§ **TASK DESCRIPTION**: Print every entry below again exactly as written, skipping the pictures.

** MATERIAL TO PROCESS follows **

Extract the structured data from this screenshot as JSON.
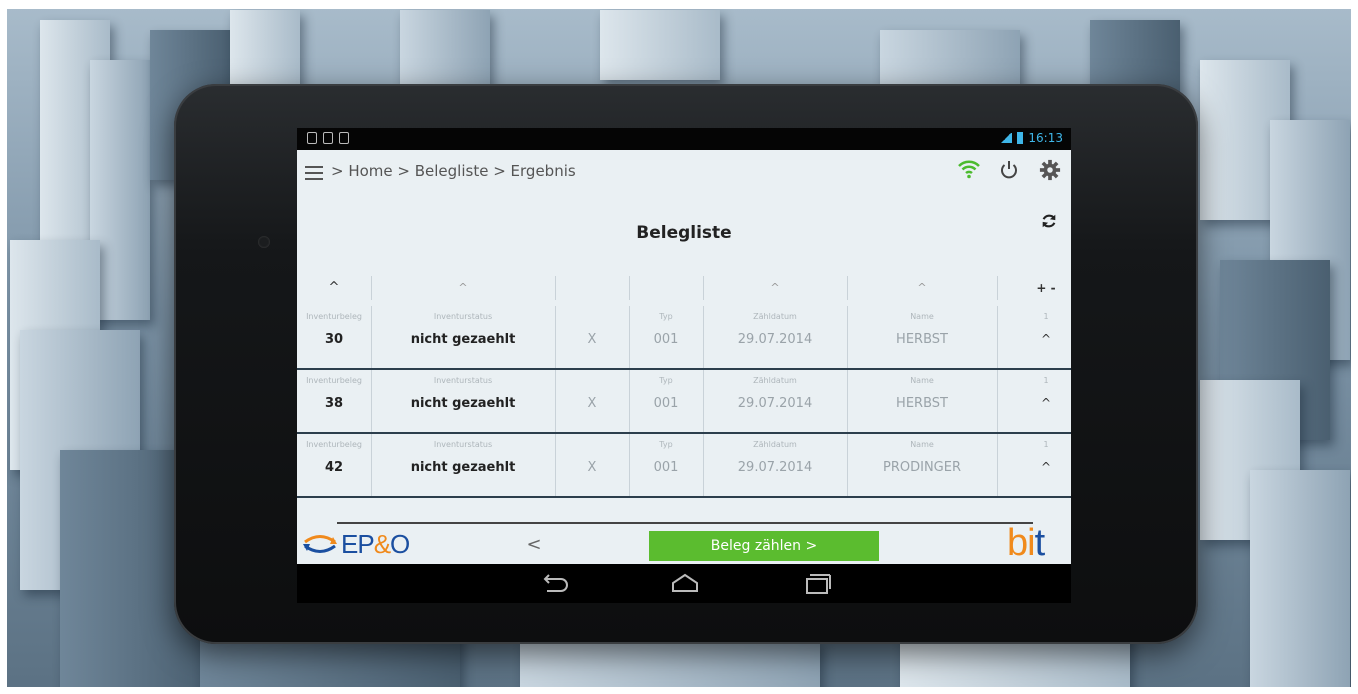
{
  "status_bar": {
    "time": "16:13"
  },
  "header": {
    "breadcrumb": "> Home > Belegliste > Ergebnis",
    "icons": [
      "menu-icon",
      "wifi-icon",
      "power-icon",
      "gear-icon"
    ]
  },
  "page": {
    "title": "Belegliste",
    "refresh_icon": "refresh-icon"
  },
  "table": {
    "plus_minus": "+ -",
    "labels": {
      "beleg": "Inventurbeleg",
      "status": "Inventurstatus",
      "typ": "Typ",
      "datum": "Zähldatum",
      "name": "Name",
      "count": "1"
    },
    "rows": [
      {
        "beleg": "30",
        "status": "nicht gezaehlt",
        "flag": "X",
        "typ": "001",
        "datum": "29.07.2014",
        "name": "HERBST"
      },
      {
        "beleg": "38",
        "status": "nicht gezaehlt",
        "flag": "X",
        "typ": "001",
        "datum": "29.07.2014",
        "name": "HERBST"
      },
      {
        "beleg": "42",
        "status": "nicht gezaehlt",
        "flag": "X",
        "typ": "001",
        "datum": "29.07.2014",
        "name": "PRODINGER"
      }
    ]
  },
  "footer": {
    "logo_left": {
      "a": "EP",
      "amp": "&",
      "b": "O"
    },
    "back_label": "<",
    "count_button": "Beleg zählen >",
    "logo_right": {
      "a": "bi",
      "b": "t"
    }
  },
  "colors": {
    "accent_green": "#5bbc2f",
    "brand_blue": "#1b4fa0",
    "brand_orange": "#f08a1c",
    "wifi_green": "#4cbb2e"
  }
}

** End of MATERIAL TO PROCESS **

§ **SOLUTION FOR THIS EXERCISE**:
Extract the structured data from this screenshot as JSON.
{
  "status_bar": {
    "time": "16:13"
  },
  "header": {
    "breadcrumb": "> Home > Belegliste > Ergebnis",
    "icons": [
      "menu-icon",
      "wifi-icon",
      "power-icon",
      "gear-icon"
    ]
  },
  "page": {
    "title": "Belegliste",
    "refresh_icon": "refresh-icon"
  },
  "table": {
    "plus_minus": "+ -",
    "labels": {
      "beleg": "Inventurbeleg",
      "status": "Inventurstatus",
      "typ": "Typ",
      "datum": "Zähldatum",
      "name": "Name",
      "count": "1"
    },
    "rows": [
      {
        "beleg": "30",
        "status": "nicht gezaehlt",
        "flag": "X",
        "typ": "001",
        "datum": "29.07.2014",
        "name": "HERBST"
      },
      {
        "beleg": "38",
        "status": "nicht gezaehlt",
        "flag": "X",
        "typ": "001",
        "datum": "29.07.2014",
        "name": "HERBST"
      },
      {
        "beleg": "42",
        "status": "nicht gezaehlt",
        "flag": "X",
        "typ": "001",
        "datum": "29.07.2014",
        "name": "PRODINGER"
      }
    ]
  },
  "footer": {
    "logo_left": {
      "a": "EP",
      "amp": "&",
      "b": "O"
    },
    "back_label": "<",
    "count_button": "Beleg zählen >",
    "logo_right": {
      "a": "bi",
      "b": "t"
    }
  },
  "colors": {
    "accent_green": "#5bbc2f",
    "brand_blue": "#1b4fa0",
    "brand_orange": "#f08a1c",
    "wifi_green": "#4cbb2e"
  }
}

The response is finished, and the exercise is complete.